REQUIRED WORK. Determine the number of lines below that contain the string "Luck", and state only that number.

AVAILABLE DATA.
+ + + +
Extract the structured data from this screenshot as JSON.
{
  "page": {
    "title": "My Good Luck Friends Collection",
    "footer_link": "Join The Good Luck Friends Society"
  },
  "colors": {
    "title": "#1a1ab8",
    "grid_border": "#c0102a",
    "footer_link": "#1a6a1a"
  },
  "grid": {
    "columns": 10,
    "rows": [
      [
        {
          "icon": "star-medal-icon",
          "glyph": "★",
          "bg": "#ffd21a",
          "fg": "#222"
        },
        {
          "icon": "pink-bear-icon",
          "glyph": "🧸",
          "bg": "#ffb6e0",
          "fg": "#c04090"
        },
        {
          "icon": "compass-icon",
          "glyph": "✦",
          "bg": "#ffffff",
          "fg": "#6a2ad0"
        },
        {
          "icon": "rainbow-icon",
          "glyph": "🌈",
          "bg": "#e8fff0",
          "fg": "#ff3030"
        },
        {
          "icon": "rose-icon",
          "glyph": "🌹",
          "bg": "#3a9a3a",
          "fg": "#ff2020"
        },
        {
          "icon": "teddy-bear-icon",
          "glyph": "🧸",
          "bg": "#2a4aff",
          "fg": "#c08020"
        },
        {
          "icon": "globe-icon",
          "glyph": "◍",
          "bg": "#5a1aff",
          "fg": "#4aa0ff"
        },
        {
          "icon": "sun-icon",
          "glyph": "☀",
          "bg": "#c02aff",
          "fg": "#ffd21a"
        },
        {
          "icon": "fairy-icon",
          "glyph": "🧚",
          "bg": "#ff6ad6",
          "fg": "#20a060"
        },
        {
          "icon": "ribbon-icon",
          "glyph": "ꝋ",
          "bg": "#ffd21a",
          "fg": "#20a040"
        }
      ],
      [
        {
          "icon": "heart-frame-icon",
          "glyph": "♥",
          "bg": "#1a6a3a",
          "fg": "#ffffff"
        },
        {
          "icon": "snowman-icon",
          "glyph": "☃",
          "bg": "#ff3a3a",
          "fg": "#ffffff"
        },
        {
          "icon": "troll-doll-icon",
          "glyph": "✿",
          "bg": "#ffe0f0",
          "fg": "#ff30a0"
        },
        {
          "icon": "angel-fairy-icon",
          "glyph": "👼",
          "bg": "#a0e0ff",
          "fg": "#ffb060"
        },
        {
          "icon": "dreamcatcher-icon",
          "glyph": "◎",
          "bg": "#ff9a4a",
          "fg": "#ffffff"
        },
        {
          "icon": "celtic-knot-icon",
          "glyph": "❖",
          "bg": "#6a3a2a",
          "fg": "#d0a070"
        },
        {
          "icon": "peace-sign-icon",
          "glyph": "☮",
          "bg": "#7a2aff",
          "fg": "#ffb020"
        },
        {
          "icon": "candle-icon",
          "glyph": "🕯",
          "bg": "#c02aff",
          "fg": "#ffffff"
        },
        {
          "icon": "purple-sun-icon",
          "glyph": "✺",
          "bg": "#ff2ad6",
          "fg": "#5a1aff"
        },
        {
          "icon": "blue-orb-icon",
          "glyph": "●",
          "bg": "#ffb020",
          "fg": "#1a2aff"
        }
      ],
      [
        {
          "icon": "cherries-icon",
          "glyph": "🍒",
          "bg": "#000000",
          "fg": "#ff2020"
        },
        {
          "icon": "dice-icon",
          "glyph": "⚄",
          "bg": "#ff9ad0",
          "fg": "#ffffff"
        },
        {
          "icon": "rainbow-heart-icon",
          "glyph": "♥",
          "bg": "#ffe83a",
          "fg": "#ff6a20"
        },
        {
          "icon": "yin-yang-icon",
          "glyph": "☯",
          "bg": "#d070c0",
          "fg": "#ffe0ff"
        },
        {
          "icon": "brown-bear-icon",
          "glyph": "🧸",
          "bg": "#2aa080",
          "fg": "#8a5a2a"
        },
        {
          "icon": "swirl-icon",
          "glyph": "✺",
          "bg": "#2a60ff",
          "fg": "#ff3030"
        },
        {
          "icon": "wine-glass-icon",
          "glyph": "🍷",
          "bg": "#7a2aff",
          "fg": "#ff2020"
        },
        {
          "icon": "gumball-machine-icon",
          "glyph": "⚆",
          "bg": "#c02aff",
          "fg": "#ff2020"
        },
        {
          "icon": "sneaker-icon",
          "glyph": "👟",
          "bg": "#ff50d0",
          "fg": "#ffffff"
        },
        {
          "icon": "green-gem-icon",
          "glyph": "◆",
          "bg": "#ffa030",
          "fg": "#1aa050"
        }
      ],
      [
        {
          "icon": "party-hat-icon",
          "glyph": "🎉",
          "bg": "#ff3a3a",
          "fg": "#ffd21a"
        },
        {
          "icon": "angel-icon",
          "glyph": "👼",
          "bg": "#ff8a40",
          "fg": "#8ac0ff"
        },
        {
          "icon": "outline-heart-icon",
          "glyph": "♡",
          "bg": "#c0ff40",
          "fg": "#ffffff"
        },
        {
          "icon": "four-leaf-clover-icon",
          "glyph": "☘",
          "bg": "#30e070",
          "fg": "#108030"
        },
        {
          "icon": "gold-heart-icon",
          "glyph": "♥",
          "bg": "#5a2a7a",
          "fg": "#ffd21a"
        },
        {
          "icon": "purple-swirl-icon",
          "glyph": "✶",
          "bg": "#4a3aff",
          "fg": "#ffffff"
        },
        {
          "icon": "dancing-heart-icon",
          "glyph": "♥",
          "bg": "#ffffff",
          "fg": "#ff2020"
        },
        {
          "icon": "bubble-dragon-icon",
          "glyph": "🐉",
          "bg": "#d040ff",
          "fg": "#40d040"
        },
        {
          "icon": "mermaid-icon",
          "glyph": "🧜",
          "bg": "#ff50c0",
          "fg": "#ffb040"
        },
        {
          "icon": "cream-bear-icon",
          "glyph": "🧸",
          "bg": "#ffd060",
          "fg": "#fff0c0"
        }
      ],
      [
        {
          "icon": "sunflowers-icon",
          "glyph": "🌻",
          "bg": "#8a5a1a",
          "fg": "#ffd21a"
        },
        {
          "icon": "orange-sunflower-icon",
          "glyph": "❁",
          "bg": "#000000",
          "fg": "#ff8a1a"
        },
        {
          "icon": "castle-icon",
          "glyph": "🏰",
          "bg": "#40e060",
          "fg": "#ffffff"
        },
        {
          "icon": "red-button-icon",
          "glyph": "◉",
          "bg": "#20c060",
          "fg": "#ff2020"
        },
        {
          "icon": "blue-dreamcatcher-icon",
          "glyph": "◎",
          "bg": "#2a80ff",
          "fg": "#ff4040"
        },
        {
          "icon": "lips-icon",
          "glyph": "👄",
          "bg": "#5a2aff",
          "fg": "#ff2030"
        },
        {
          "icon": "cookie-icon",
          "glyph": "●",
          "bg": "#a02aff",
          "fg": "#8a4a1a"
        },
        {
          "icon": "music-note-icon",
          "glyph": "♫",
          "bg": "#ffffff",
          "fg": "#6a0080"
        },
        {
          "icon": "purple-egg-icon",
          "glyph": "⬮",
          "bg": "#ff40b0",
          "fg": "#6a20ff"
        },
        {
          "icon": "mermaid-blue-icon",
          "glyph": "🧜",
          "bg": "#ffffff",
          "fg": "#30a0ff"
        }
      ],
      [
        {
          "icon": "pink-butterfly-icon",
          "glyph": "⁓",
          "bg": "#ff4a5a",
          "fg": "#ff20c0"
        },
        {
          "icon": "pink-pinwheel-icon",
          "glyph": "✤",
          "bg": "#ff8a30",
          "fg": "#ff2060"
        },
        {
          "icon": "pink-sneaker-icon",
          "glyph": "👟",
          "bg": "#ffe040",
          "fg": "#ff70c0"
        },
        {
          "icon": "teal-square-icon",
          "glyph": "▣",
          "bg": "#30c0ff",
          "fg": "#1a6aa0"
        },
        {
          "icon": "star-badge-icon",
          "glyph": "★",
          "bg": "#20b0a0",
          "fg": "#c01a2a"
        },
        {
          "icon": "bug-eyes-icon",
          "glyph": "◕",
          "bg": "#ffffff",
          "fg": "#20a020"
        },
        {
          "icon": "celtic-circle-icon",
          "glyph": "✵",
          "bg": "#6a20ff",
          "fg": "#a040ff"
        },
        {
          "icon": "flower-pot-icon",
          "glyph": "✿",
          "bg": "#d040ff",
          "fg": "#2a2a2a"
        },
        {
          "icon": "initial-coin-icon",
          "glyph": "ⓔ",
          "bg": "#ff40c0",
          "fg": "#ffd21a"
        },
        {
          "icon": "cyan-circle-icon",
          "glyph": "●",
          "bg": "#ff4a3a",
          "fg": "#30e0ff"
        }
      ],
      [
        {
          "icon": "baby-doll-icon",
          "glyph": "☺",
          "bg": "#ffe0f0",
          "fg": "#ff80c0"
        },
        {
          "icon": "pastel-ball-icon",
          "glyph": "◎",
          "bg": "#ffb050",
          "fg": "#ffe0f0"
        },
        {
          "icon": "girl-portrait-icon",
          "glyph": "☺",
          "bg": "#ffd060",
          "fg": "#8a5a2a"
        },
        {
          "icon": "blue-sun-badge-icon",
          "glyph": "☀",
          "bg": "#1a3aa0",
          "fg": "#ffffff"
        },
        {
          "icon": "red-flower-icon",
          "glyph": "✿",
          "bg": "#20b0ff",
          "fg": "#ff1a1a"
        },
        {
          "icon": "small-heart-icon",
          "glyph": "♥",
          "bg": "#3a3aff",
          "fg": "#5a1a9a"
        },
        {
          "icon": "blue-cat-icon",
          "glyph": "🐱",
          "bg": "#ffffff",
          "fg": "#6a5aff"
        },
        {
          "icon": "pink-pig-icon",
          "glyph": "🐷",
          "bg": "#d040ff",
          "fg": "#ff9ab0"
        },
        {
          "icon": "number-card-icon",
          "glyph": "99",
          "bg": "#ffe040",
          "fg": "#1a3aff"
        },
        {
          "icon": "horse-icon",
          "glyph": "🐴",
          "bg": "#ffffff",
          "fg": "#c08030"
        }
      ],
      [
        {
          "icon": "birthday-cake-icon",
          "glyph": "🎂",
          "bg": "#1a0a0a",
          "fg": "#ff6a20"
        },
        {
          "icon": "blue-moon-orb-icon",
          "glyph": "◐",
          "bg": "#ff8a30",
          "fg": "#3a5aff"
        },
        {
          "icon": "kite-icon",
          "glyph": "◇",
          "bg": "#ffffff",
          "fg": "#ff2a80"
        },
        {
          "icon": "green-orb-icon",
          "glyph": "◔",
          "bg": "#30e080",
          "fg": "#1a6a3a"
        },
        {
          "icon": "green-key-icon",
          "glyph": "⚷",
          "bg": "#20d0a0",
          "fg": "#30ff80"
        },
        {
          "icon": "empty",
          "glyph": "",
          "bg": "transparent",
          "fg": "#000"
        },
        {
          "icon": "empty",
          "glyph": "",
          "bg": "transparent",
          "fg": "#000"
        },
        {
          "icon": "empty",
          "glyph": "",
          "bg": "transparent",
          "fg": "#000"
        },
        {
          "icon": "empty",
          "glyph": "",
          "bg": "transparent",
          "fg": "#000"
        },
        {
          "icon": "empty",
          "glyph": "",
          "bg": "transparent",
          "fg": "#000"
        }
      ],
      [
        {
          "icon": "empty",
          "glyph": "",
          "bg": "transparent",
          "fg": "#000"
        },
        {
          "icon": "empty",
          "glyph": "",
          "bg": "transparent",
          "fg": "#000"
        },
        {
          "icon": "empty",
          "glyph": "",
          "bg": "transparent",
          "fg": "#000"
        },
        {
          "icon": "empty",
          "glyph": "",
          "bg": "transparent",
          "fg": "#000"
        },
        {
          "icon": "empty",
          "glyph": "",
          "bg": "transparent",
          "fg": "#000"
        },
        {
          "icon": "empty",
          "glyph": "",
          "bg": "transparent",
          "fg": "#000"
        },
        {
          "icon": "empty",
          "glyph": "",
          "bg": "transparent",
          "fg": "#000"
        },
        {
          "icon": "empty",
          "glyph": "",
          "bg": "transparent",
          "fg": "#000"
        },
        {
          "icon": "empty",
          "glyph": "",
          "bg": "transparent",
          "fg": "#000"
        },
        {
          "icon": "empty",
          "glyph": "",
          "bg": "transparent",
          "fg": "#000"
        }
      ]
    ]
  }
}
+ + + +
EXERCISE OUTPUT. 2